Judy: I saw a lot of athletes, but I didn’t know who they all were. Some of them were really friendly, some of them weren’t. You know who I ran into? The little gymnast who won last year, Shawn Johnson. And it was right when Julianne and Jack had gone to the dive competition. So, I was back at the P&G House waiting for them. So, here’s Shawn Johnson, walking right in front of me. She’s actually a P&G athlete. A lot of them are signed up to be spokespersons for their products.
So, here she was there. I’m like, ‘Shawn?’ She turned around and I said, ‘Oh my gosh, my daughter’s not here. Are you going to be here awhile?’ And she said, ‘No, I’m leaving,’ and just turned around and walked away. She wasn’t very friendly. (Laughing)
We know the Ledecky family. Katie Ledecky from Bethesda. She’s 15 years old, and she won the gold for the 800-meter. I kept hoping they’d come in, but they never came in. Her brother just graduated from Gonzaga, and Jack knows him. We watched her on TV just like everybody else.
But the big disappointment about being there and watching it on TV was that it was a total British perspective. In fact, for that particular event, you know, Rebecca Addington was the third place winner from Britain, and they all thought she was going to win, of course.
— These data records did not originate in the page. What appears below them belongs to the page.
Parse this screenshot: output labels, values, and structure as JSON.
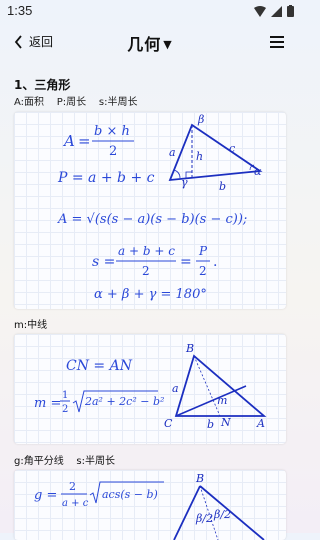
{
  "status": {
    "time": "1:35"
  },
  "nav": {
    "back_label": "返回",
    "title": "几何",
    "title_arrow": "▼"
  },
  "sections": [
    {
      "heading": "1、三角形",
      "legend": "A:面积    P:周长    s:半周长",
      "formulas": {
        "area": [
          "A",
          "=",
          "b × h",
          "2"
        ],
        "perimeter": "P = a + b + c",
        "heron": "A = √(s(s − a)(s − b)(s − c));",
        "semi": [
          "s =",
          "a + b + c",
          "2",
          "=",
          "P",
          "2",
          "."
        ],
        "angles": "α + β + γ = 180°"
      },
      "figure_labels": {
        "a": "a",
        "b": "b",
        "c": "c",
        "h": "h",
        "alpha": "α",
        "beta": "β",
        "gamma": "γ"
      }
    },
    {
      "heading": "m:中线",
      "formulas": {
        "cn": "CN = AN",
        "median_lhs": "m =",
        "median_frac_num": "1",
        "median_frac_den": "2",
        "median_root": "2a² + 2c² − b²"
      },
      "figure_labels": {
        "A": "A",
        "B": "B",
        "C": "C",
        "N": "N",
        "a": "a",
        "b": "b",
        "m": "m"
      }
    },
    {
      "heading": "g:角平分线    s:半周长",
      "formulas": {
        "bisector_lhs": "g =",
        "num": "2",
        "den": "a + c",
        "root": "acs(s − b)"
      },
      "figure_labels": {
        "B": "B",
        "half1": "β/2",
        "half2": "β/2"
      }
    }
  ],
  "colors": {
    "formula": "#2a48d8",
    "figure": "#1c2fc0"
  }
}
So, the ceremony was starting, and they’re giving Rebecca her bronze and I’m yelling at everyone to ‘hurry up’ so we can see Katie get her gold. You know that they cut it? Right after Rebecca got her bronze. There was nothing more of the ceremony. But, they have no commercials during their Olympics, which was great.
[The Joyce family also encountered gold-winning U.S. judo athlete Kayla Harrison (pictured with the Joyce family above) while in the Procter and Gamble Family House. Judy struck up a conversation with her, not because she recognized her as a gold-winning athlete, but rather because she was wearing Dr. Dre Beats' headphones that Judy’s son, Jack, had expressed interest in owning. Quickly though, Judy’s kids pointed out to her who she was actually talking to. The Joyce family asked if she would pose with them for a picture. Harrison readily agreed to it, even pulling her gold medal out of her pocket and placing it around her neck for the photo op. Harrison also let every member of the Joyce family hold her medal and, per Judy, was “wonderful, super friendly”.]
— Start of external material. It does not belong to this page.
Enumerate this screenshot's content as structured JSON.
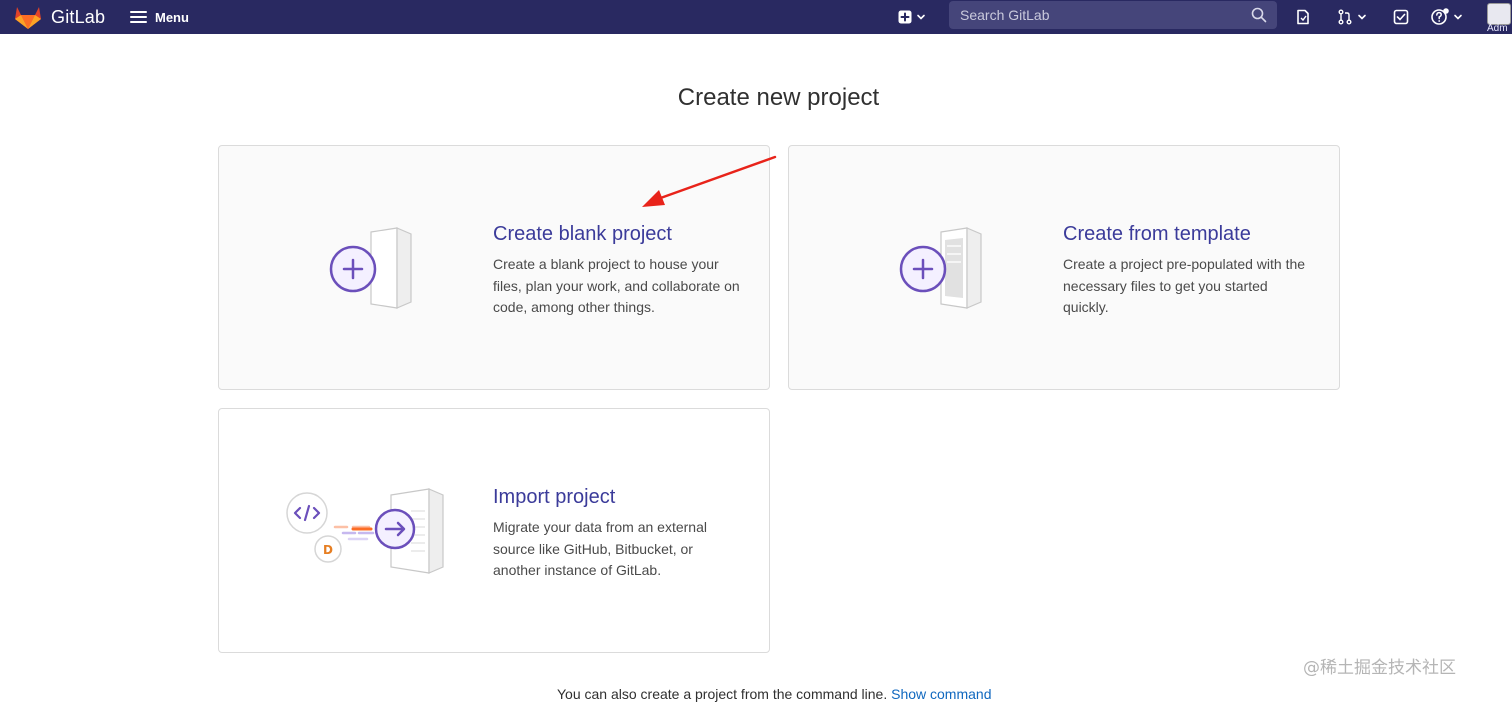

How would you grade London as a host?
Judy: I’d have to give it 100 percent, AAA rating, everything great. They were all volunteers. There were just masses of them everywhere. Along the route, if you had to walk from the station to the venue. It couldn’t have been better.